## Your assignment:
Out of all the lines below, count those with the word "Edit". Give the number only.

## Recorded information:

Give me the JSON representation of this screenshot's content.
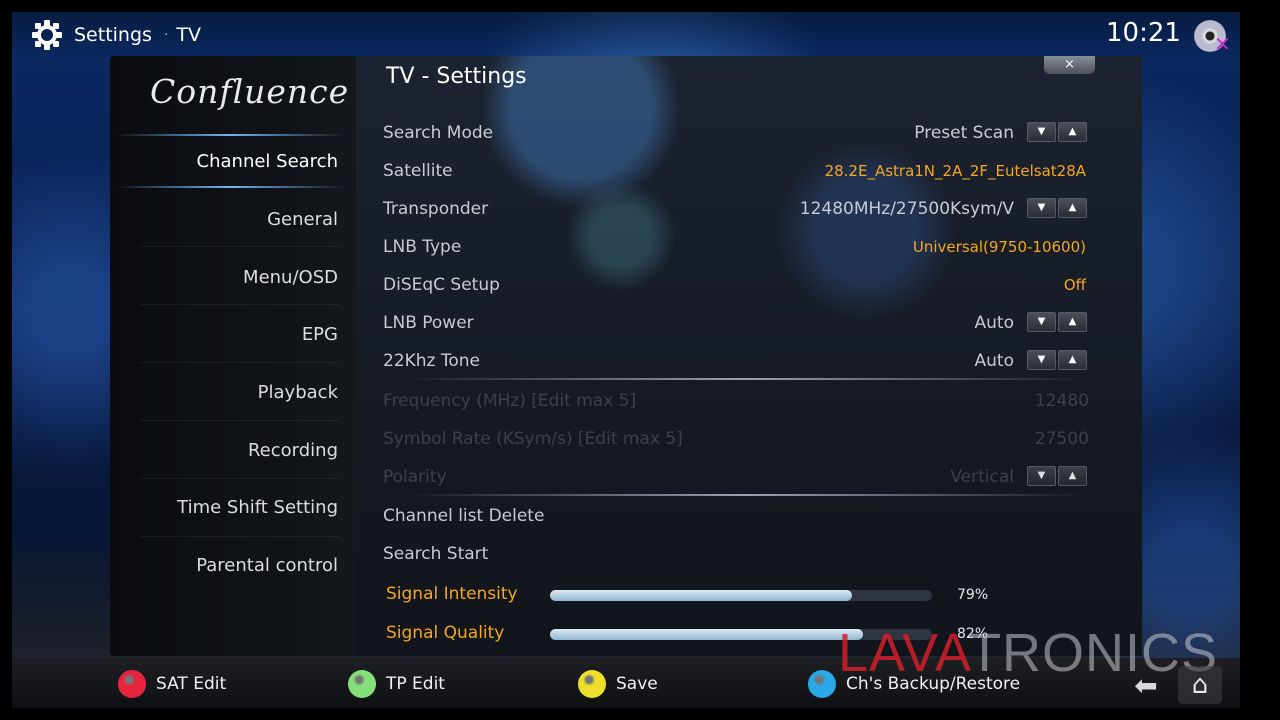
{
  "header": {
    "breadcrumb_root": "Settings",
    "separator": "·",
    "breadcrumb_current": "TV",
    "clock": "10:21",
    "icons": [
      "gear-icon",
      "disc-icon",
      "close-x-icon"
    ]
  },
  "logo": "Confluence",
  "page_title": "TV - Settings",
  "close_label": "×",
  "sidebar": {
    "items": [
      {
        "label": "Channel Search",
        "active": true
      },
      {
        "label": "General"
      },
      {
        "label": "Menu/OSD"
      },
      {
        "label": "EPG"
      },
      {
        "label": "Playback"
      },
      {
        "label": "Recording"
      },
      {
        "label": "Time Shift Setting"
      },
      {
        "label": "Parental control"
      }
    ]
  },
  "settings": [
    {
      "label": "Search Mode",
      "value": "Preset Scan",
      "spinner": true
    },
    {
      "label": "Satellite",
      "value": "28.2E_Astra1N_2A_2F_Eutelsat28A",
      "highlight": true
    },
    {
      "label": "Transponder",
      "value": "12480MHz/27500Ksym/V",
      "spinner": true
    },
    {
      "label": "LNB Type",
      "value": "Universal(9750-10600)",
      "highlight": true
    },
    {
      "label": "DiSEqC Setup",
      "value": "Off",
      "highlight": true
    },
    {
      "label": "LNB Power",
      "value": "Auto",
      "spinner": true
    },
    {
      "label": "22Khz Tone",
      "value": "Auto",
      "spinner": true
    },
    {
      "label": "Frequency (MHz) [Edit max 5]",
      "value": "12480",
      "disabled": true
    },
    {
      "label": "Symbol Rate (KSym/s) [Edit max 5]",
      "value": "27500",
      "disabled": true
    },
    {
      "label": "Polarity",
      "value": "Vertical",
      "spinner": true,
      "disabled": true
    },
    {
      "label": "Channel list Delete"
    },
    {
      "label": "Search Start"
    }
  ],
  "spinner": {
    "down": "▼",
    "up": "▲"
  },
  "signal": {
    "intensity": {
      "label": "Signal Intensity",
      "percent_text": "79%",
      "value": 0.79
    },
    "quality": {
      "label": "Signal Quality",
      "percent_text": "82%",
      "value": 0.82
    }
  },
  "footer": {
    "buttons": [
      {
        "label": "SAT Edit",
        "color": "#e8243c"
      },
      {
        "label": "TP Edit",
        "color": "#86e07a"
      },
      {
        "label": "Save",
        "color": "#f0df2a"
      },
      {
        "label": "Ch's Backup/Restore",
        "color": "#2aa8e8"
      }
    ],
    "back_icon": "back-arrow-icon",
    "home_icon": "home-icon"
  },
  "watermark": {
    "part1": "LAVA",
    "part2": "TRONICS"
  },
  "colors": {
    "accent_orange": "#f5a623",
    "highlight_blue": "#78beff"
  }
}
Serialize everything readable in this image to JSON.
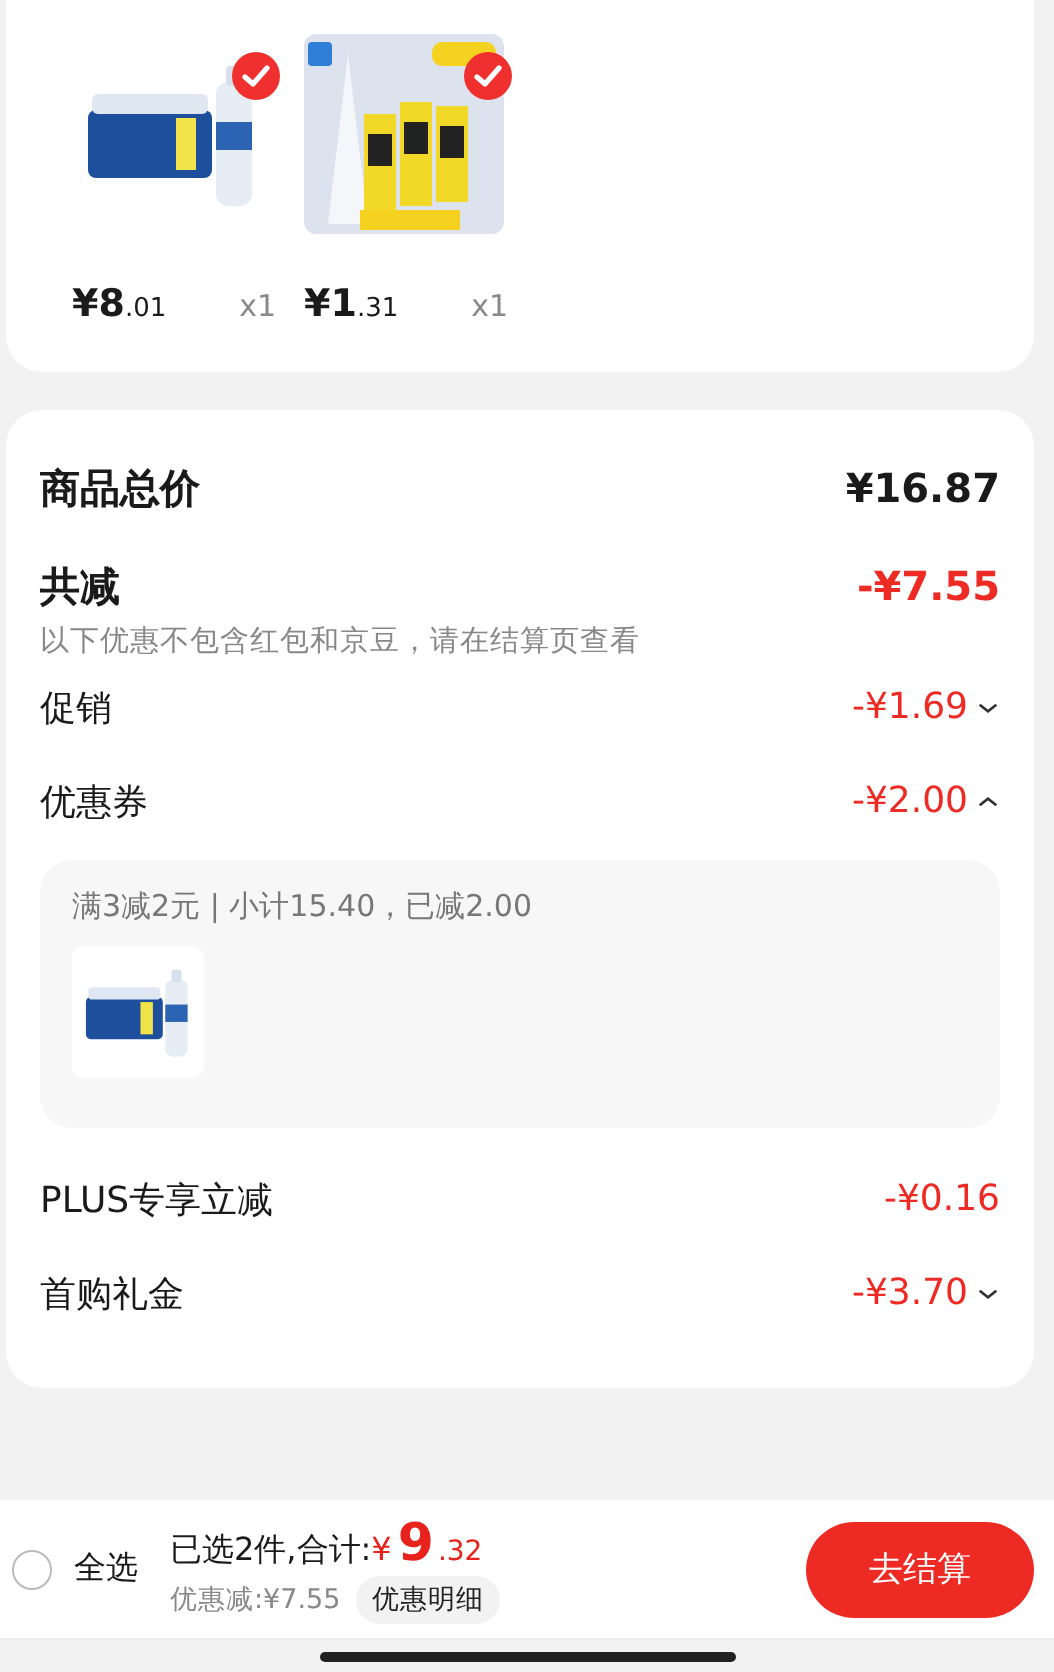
{
  "products": [
    {
      "kind": "water",
      "price": "¥8",
      "price_decimal": ".01",
      "quantity": "x1",
      "checked": true
    },
    {
      "kind": "glue",
      "price": "¥1",
      "price_decimal": ".31",
      "quantity": "x1",
      "checked": true
    }
  ],
  "summary": {
    "total": {
      "label": "商品总价",
      "value": "¥16.87"
    },
    "reduction": {
      "label": "共减",
      "value": "-¥7.55",
      "note": "以下优惠不包含红包和京豆，请在结算页查看"
    },
    "items": [
      {
        "kind": "collapsible",
        "label": "促销",
        "value": "-¥1.69",
        "expanded": false
      },
      {
        "kind": "collapsible",
        "label": "优惠券",
        "value": "-¥2.00",
        "expanded": true,
        "detail": {
          "text": "满3减2元 | 小计15.40，已减2.00",
          "products": [
            {
              "kind": "water"
            }
          ]
        }
      },
      {
        "kind": "plain",
        "label": "PLUS专享立减",
        "value": "-¥0.16"
      },
      {
        "kind": "collapsible",
        "label": "首购礼金",
        "value": "-¥3.70",
        "expanded": false
      }
    ]
  },
  "bottom_bar": {
    "select_all": {
      "label": "全选",
      "checked": false
    },
    "selected_text": "已选2件,合计:",
    "currency": "¥",
    "total_main": "9",
    "total_decimal": ".32",
    "discount": "优惠减:¥7.55",
    "detail_button": "优惠明细",
    "checkout_button": "去结算"
  }
}
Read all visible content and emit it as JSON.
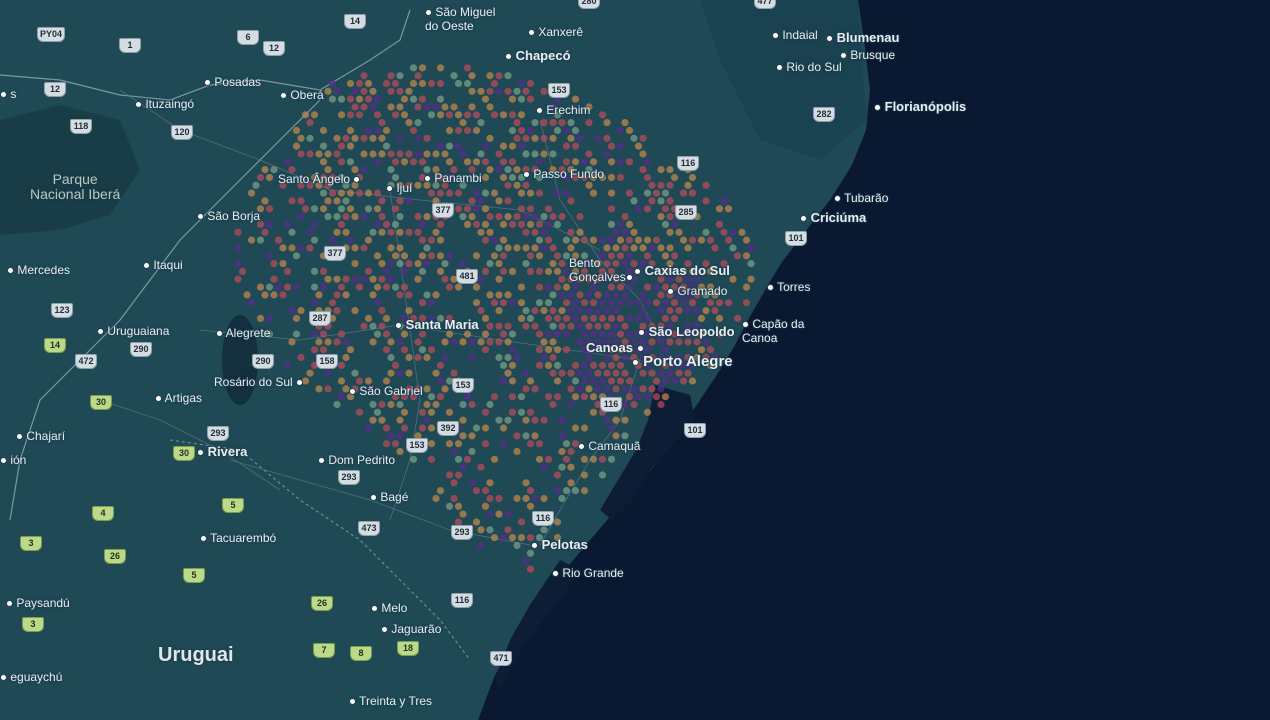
{
  "map": {
    "country_label": "Uruguai",
    "park_label": [
      "Parque",
      "Nacional Iberá"
    ],
    "places": [
      {
        "name": "São Miguel",
        "name2": "do Oeste",
        "size": "sm"
      },
      {
        "name": "Xanxerê",
        "size": "sm"
      },
      {
        "name": "Chapecó",
        "size": "md"
      },
      {
        "name": "Erechim",
        "size": "sm"
      },
      {
        "name": "Posadas",
        "size": "sm"
      },
      {
        "name": "Oberá",
        "size": "sm"
      },
      {
        "name": "Ituzaingó",
        "size": "sm"
      },
      {
        "name": "Santo Ângelo",
        "size": "sm"
      },
      {
        "name": "Ijuí",
        "size": "sm"
      },
      {
        "name": "Panambi",
        "size": "sm"
      },
      {
        "name": "Passo Fundo",
        "size": "sm"
      },
      {
        "name": "São Borja",
        "size": "sm"
      },
      {
        "name": "Itaqui",
        "size": "sm"
      },
      {
        "name": "Mercedes",
        "size": "sm"
      },
      {
        "name": "Uruguaiana",
        "size": "sm"
      },
      {
        "name": "Alegrete",
        "size": "sm"
      },
      {
        "name": "Santa Maria",
        "size": "md"
      },
      {
        "name": "Bento",
        "name2": "Gonçalves",
        "size": "sm"
      },
      {
        "name": "Caxias do Sul",
        "size": "md"
      },
      {
        "name": "Gramado",
        "size": "sm"
      },
      {
        "name": "São Leopoldo",
        "size": "md"
      },
      {
        "name": "Canoas",
        "size": "md"
      },
      {
        "name": "Porto Alegre",
        "size": "lg"
      },
      {
        "name": "Torres",
        "size": "sm"
      },
      {
        "name": "Capão da",
        "name2": "Canoa",
        "size": "sm"
      },
      {
        "name": "Rosário do Sul",
        "size": "sm"
      },
      {
        "name": "São Gabriel",
        "size": "sm"
      },
      {
        "name": "Artigas",
        "size": "sm"
      },
      {
        "name": "Chajarí",
        "size": "sm"
      },
      {
        "name": "Rivera",
        "size": "md"
      },
      {
        "name": "Dom Pedrito",
        "size": "sm"
      },
      {
        "name": "Bagé",
        "size": "sm"
      },
      {
        "name": "Camaquã",
        "size": "sm"
      },
      {
        "name": "Pelotas",
        "size": "md"
      },
      {
        "name": "Rio Grande",
        "size": "sm"
      },
      {
        "name": "Tacuarembó",
        "size": "sm"
      },
      {
        "name": "Paysandú",
        "size": "sm"
      },
      {
        "name": "Melo",
        "size": "sm"
      },
      {
        "name": "Jaguarão",
        "size": "sm"
      },
      {
        "name": "Treinta y Tres",
        "size": "sm"
      },
      {
        "name": "eguaychú",
        "size": "sm"
      },
      {
        "name": "ión",
        "size": "sm"
      },
      {
        "name": "Indaial",
        "size": "sm"
      },
      {
        "name": "Blumenau",
        "size": "md"
      },
      {
        "name": "Brusque",
        "size": "sm"
      },
      {
        "name": "Rio do Sul",
        "size": "sm"
      },
      {
        "name": "Florianópolis",
        "size": "md"
      },
      {
        "name": "Tubarão",
        "size": "sm"
      },
      {
        "name": "Criciúma",
        "size": "md"
      },
      {
        "name": "s",
        "size": "sm"
      }
    ],
    "roads": [
      "280",
      "477",
      "14",
      "PY04",
      "6",
      "12",
      "1",
      "12",
      "118",
      "120",
      "153",
      "116",
      "285",
      "282",
      "101",
      "377",
      "377",
      "481",
      "287",
      "290",
      "290",
      "158",
      "153",
      "116",
      "101",
      "392",
      "153",
      "293",
      "293",
      "473",
      "293",
      "116",
      "116",
      "471",
      "123",
      "472",
      "30",
      "30",
      "5",
      "4",
      "3",
      "26",
      "5",
      "26",
      "7",
      "8",
      "18",
      "3",
      "14",
      "4"
    ],
    "colors": {
      "land": "#1f4a55",
      "land_dark": "#183d47",
      "ocean": "#0b1831",
      "water": "#14303f",
      "road": "#5b7a85",
      "hex_orange": "#c98a4b",
      "hex_red": "#c04a5a",
      "hex_purple": "#5a2a8f"
    }
  }
}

## Response to this exercise:
4